■ WHAT TO WORK ON
Your response should be a copy of each line in the listing below that includes the word "user".

──────

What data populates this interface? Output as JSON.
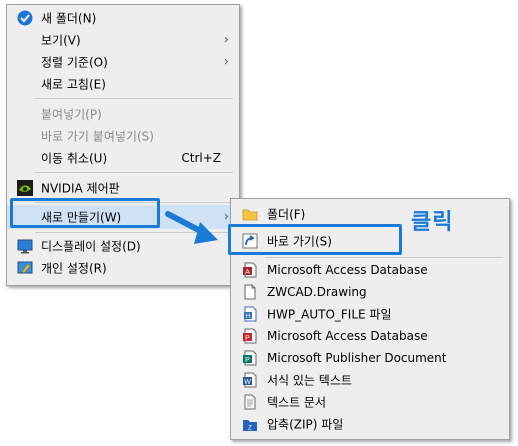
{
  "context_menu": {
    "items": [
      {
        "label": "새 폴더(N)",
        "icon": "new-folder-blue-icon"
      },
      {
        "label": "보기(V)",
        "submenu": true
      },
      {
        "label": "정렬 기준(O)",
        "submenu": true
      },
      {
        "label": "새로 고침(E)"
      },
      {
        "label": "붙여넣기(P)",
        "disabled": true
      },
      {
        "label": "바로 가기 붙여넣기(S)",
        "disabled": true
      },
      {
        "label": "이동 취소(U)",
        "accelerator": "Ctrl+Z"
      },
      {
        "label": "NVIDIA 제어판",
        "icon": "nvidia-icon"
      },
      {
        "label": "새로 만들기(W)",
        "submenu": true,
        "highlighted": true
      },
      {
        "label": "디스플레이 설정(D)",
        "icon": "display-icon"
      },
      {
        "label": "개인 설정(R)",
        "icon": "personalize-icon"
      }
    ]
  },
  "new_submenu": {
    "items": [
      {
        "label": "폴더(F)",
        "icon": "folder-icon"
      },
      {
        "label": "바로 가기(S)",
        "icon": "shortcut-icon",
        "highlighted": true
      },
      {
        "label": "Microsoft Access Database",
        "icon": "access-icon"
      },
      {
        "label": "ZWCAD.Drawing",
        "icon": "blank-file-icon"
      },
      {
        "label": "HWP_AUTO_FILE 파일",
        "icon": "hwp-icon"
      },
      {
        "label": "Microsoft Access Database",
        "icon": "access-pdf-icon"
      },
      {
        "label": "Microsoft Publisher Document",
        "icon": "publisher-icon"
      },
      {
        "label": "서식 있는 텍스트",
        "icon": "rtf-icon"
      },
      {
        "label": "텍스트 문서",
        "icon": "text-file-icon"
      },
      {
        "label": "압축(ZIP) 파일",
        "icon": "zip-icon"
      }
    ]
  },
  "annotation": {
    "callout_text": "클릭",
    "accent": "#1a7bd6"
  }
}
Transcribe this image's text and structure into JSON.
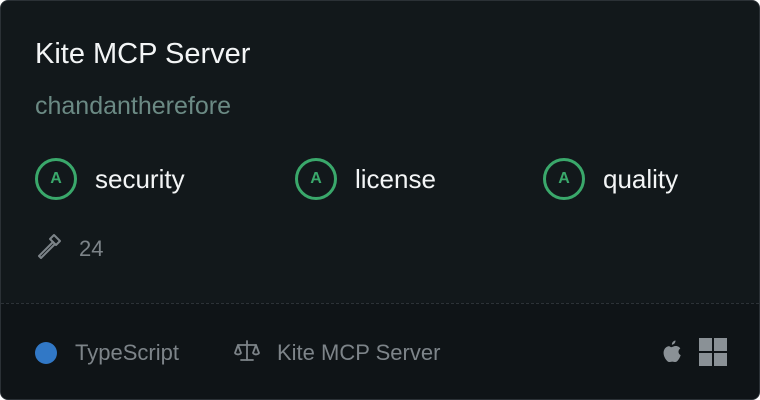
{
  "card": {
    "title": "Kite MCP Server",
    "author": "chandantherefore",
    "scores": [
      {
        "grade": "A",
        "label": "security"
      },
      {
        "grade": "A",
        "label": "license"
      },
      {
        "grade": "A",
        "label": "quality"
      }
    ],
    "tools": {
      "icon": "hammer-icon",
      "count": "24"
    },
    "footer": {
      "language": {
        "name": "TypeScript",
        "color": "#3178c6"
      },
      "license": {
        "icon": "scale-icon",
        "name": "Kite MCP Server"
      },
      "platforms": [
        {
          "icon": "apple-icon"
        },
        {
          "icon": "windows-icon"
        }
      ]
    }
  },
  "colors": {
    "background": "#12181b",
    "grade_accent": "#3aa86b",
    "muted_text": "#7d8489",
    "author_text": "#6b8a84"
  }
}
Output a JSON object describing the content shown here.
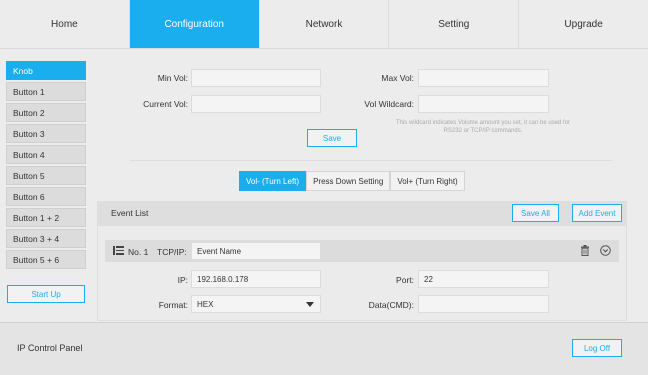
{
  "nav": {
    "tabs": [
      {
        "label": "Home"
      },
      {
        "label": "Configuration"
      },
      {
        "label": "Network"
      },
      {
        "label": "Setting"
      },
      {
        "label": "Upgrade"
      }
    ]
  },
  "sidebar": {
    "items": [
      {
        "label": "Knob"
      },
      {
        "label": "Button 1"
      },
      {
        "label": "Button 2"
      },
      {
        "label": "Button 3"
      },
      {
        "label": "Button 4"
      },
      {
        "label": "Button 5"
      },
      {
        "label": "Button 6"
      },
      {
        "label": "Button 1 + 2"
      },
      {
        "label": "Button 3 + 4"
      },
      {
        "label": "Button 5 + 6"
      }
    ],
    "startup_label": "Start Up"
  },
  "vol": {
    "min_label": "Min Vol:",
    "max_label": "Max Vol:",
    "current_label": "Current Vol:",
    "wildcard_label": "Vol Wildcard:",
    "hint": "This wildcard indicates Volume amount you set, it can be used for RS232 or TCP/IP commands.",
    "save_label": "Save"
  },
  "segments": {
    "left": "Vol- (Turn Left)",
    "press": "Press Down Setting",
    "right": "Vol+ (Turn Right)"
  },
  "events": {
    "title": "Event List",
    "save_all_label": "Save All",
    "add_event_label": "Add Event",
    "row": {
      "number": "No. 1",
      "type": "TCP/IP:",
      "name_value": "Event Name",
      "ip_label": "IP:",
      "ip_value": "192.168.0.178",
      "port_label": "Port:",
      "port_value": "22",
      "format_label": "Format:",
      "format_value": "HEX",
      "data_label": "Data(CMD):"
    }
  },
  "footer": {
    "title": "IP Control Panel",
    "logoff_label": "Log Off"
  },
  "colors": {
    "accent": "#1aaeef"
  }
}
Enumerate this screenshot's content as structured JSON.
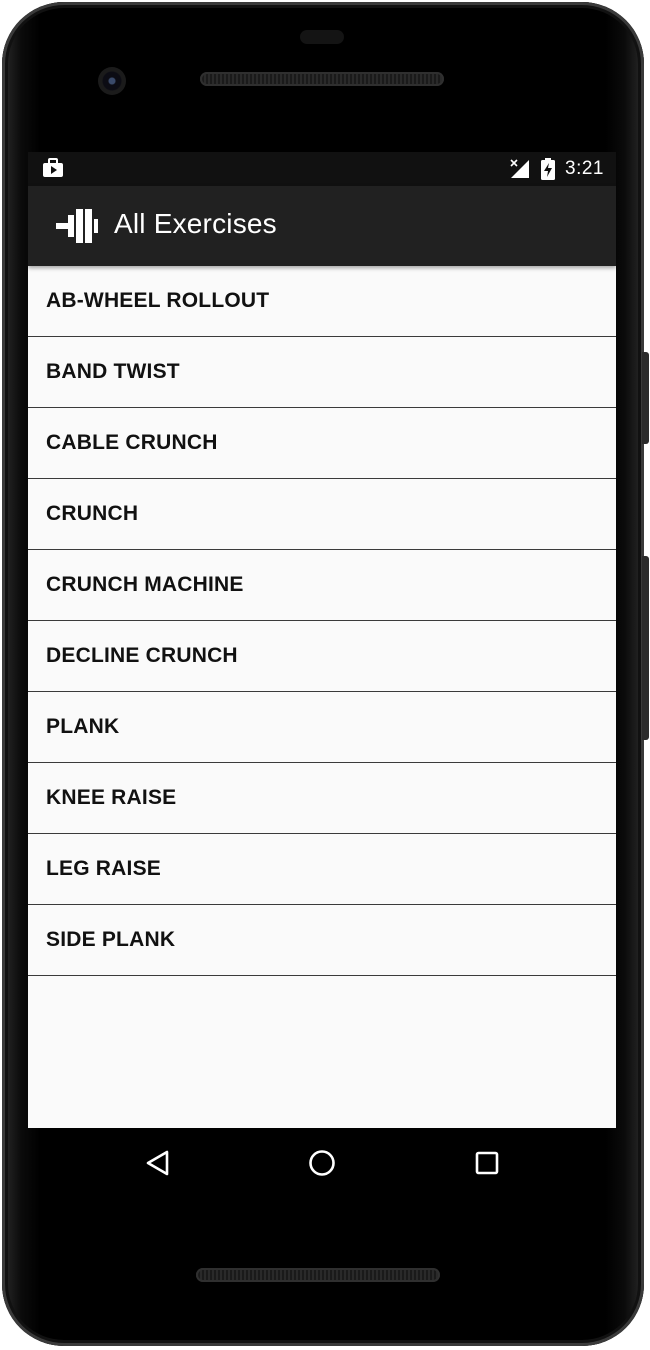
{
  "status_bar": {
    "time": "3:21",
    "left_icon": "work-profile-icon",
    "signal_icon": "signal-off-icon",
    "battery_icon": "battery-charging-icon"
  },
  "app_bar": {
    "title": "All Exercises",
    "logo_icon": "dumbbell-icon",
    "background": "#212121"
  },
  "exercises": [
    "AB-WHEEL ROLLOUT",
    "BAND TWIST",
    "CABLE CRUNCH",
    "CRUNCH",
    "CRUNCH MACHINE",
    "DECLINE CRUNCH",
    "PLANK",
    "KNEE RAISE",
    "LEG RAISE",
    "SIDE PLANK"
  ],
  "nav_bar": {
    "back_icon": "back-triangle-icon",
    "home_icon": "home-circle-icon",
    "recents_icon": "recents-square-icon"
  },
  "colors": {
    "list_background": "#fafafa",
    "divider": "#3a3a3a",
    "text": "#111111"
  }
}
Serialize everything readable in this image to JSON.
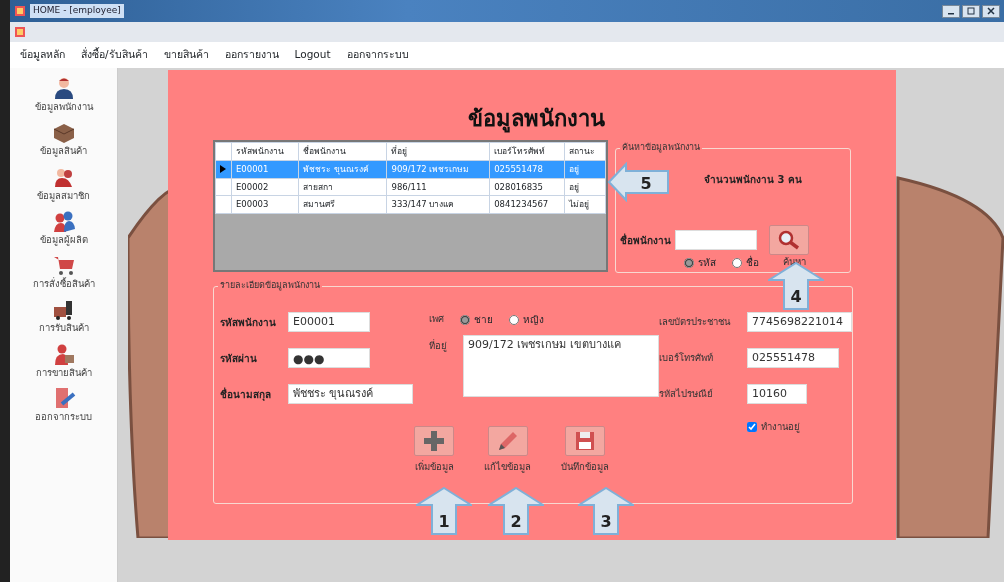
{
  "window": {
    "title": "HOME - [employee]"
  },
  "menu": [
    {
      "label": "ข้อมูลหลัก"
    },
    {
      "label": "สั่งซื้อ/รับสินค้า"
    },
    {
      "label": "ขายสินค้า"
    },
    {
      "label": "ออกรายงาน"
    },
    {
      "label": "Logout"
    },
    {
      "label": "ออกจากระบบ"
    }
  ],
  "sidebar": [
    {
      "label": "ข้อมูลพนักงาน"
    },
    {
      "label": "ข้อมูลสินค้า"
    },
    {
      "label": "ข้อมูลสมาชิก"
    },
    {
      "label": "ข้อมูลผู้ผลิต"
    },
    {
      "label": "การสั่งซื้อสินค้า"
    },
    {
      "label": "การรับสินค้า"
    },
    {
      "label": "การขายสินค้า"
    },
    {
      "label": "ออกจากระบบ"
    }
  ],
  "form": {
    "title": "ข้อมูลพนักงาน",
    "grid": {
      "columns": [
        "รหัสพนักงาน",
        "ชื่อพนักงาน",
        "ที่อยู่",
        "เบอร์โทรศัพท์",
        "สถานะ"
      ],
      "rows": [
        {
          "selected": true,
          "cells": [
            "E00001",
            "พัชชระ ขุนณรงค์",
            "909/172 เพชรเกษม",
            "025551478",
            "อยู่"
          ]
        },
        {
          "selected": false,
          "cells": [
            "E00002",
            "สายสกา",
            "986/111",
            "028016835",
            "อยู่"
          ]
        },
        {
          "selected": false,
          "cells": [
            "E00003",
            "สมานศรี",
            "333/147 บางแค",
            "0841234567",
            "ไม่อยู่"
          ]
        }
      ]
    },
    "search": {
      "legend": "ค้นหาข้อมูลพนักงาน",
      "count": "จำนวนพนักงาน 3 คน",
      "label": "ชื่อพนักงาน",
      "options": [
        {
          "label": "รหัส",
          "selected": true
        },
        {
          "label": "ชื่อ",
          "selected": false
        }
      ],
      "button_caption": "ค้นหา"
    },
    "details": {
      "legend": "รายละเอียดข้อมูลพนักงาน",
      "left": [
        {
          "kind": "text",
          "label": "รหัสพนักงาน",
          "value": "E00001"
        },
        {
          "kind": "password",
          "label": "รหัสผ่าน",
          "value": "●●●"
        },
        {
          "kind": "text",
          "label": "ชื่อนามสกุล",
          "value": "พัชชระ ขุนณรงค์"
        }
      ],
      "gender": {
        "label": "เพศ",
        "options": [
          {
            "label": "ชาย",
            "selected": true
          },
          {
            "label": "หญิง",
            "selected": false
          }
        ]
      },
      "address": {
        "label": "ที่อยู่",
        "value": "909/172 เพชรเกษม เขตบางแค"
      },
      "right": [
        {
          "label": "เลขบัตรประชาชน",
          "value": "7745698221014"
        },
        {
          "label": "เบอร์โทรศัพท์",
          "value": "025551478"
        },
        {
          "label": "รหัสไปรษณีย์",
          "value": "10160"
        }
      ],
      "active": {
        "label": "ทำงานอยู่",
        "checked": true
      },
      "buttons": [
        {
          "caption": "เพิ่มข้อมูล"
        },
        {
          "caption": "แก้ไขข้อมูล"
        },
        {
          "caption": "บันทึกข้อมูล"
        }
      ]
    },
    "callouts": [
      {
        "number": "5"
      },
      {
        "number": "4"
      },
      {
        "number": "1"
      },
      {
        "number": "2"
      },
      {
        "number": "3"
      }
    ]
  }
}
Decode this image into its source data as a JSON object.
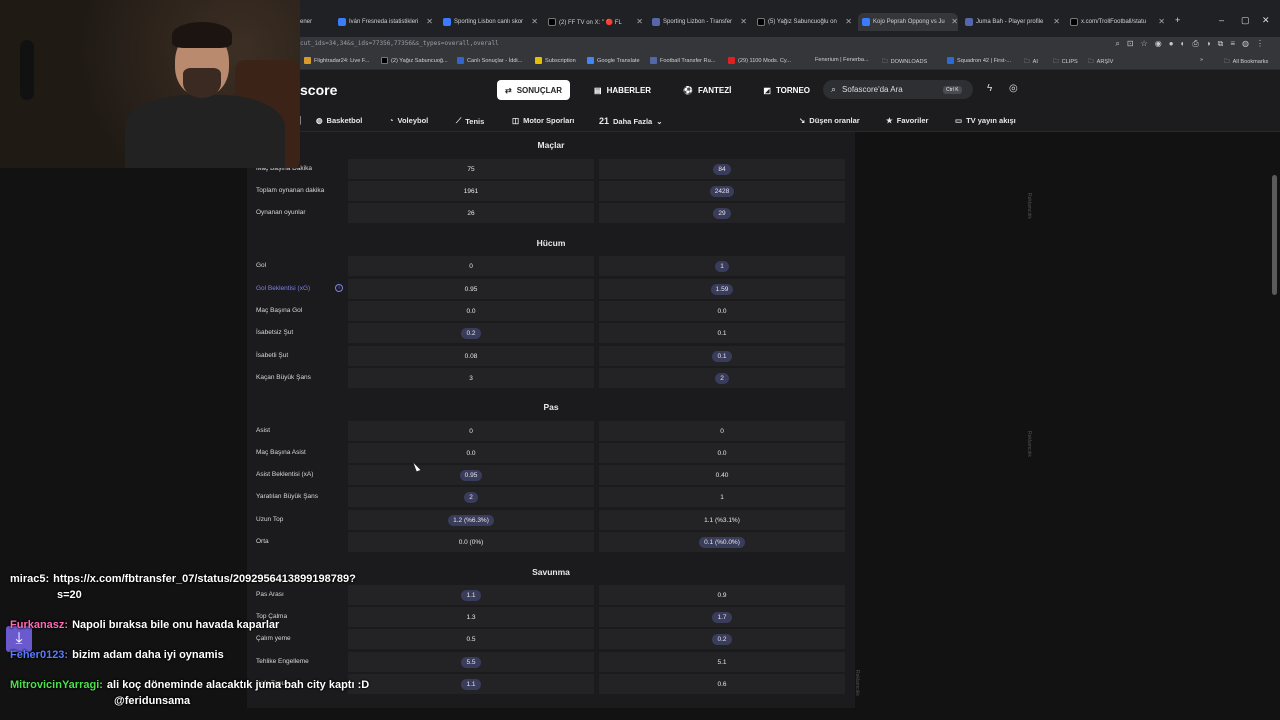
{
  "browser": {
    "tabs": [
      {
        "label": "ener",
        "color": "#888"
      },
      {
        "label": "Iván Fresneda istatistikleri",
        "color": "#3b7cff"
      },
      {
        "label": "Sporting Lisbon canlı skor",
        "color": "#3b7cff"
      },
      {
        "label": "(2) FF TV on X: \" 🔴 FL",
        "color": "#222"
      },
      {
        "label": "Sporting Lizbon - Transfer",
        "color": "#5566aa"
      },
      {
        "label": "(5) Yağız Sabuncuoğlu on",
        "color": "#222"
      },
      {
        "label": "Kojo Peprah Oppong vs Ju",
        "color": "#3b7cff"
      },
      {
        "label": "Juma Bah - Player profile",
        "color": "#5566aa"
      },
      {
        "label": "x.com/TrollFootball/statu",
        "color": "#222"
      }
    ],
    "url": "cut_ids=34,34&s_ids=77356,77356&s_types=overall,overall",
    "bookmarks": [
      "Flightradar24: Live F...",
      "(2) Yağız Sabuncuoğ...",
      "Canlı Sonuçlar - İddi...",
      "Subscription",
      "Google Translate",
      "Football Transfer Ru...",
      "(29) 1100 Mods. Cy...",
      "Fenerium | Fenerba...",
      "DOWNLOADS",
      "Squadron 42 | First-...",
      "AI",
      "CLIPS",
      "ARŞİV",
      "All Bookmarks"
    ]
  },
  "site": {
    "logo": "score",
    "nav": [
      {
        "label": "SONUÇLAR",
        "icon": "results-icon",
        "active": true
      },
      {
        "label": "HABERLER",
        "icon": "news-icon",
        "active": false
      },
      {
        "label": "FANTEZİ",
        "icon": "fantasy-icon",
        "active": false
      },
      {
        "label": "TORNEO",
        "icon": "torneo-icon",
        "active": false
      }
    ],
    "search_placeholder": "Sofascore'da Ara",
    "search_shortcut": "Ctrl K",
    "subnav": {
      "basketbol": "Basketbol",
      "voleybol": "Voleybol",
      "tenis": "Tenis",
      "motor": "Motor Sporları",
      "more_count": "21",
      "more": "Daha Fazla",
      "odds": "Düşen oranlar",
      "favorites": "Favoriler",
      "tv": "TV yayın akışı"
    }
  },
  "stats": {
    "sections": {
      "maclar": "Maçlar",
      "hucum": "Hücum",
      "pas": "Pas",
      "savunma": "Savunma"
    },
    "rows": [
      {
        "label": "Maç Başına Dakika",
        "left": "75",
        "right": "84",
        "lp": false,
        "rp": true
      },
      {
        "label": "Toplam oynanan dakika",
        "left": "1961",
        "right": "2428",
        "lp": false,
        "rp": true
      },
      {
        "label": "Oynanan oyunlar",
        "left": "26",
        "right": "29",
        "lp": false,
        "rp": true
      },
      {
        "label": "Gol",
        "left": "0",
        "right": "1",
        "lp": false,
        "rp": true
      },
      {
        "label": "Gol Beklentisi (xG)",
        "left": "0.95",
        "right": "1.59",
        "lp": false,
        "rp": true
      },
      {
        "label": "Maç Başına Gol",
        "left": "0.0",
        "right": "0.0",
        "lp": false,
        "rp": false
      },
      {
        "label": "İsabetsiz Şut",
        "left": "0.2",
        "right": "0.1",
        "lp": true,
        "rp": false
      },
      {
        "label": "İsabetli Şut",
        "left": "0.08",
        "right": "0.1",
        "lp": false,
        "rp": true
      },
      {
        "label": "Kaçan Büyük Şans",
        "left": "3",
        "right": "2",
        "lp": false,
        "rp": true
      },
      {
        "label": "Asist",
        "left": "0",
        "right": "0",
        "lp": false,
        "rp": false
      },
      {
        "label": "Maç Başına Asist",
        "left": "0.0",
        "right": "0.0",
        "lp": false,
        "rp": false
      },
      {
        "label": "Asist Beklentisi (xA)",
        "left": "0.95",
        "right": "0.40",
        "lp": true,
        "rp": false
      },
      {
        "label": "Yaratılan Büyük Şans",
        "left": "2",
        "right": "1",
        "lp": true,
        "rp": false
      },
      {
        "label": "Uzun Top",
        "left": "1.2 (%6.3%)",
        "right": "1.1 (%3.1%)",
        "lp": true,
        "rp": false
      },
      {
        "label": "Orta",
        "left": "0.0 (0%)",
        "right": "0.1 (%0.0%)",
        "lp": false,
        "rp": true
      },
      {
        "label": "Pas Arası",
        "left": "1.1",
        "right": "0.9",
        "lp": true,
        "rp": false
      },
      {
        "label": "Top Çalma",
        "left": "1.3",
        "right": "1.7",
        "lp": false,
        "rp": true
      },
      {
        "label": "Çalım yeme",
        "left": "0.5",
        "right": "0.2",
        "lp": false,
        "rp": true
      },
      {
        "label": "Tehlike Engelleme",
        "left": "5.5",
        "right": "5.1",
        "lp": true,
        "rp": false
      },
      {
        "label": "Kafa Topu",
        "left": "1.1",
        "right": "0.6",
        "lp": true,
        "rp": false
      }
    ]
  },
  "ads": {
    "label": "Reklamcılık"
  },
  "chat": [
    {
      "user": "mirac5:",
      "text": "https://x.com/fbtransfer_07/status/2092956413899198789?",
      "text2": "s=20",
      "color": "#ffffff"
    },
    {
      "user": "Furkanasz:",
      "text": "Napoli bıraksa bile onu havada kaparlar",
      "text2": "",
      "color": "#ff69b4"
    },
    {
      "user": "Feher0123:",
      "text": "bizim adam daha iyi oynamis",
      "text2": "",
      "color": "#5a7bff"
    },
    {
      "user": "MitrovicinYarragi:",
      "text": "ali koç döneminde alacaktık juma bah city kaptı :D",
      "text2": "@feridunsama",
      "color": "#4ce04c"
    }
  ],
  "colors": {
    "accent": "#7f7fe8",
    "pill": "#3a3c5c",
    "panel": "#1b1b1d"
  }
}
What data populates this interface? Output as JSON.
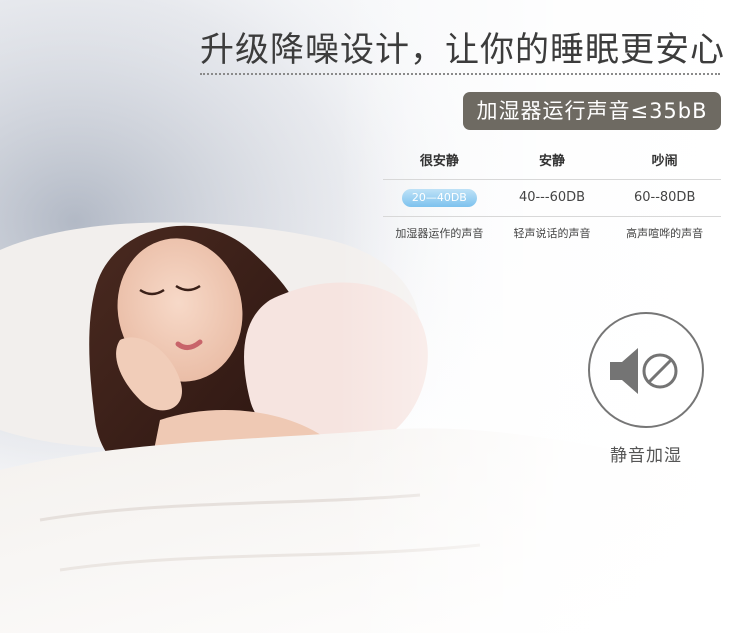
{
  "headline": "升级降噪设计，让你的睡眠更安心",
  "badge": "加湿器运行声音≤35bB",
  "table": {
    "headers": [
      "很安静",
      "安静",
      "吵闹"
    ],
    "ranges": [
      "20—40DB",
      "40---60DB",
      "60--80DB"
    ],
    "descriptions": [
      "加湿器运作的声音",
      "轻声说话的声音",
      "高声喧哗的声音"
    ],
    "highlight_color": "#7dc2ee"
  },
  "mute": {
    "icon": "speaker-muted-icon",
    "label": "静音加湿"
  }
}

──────

■ EXERCISE RESULT
      "user": "mirac5:",
      "user": "Furkanasz:",
      "user": "Feher0123:",
      "user": "MitrovicinYarragi:",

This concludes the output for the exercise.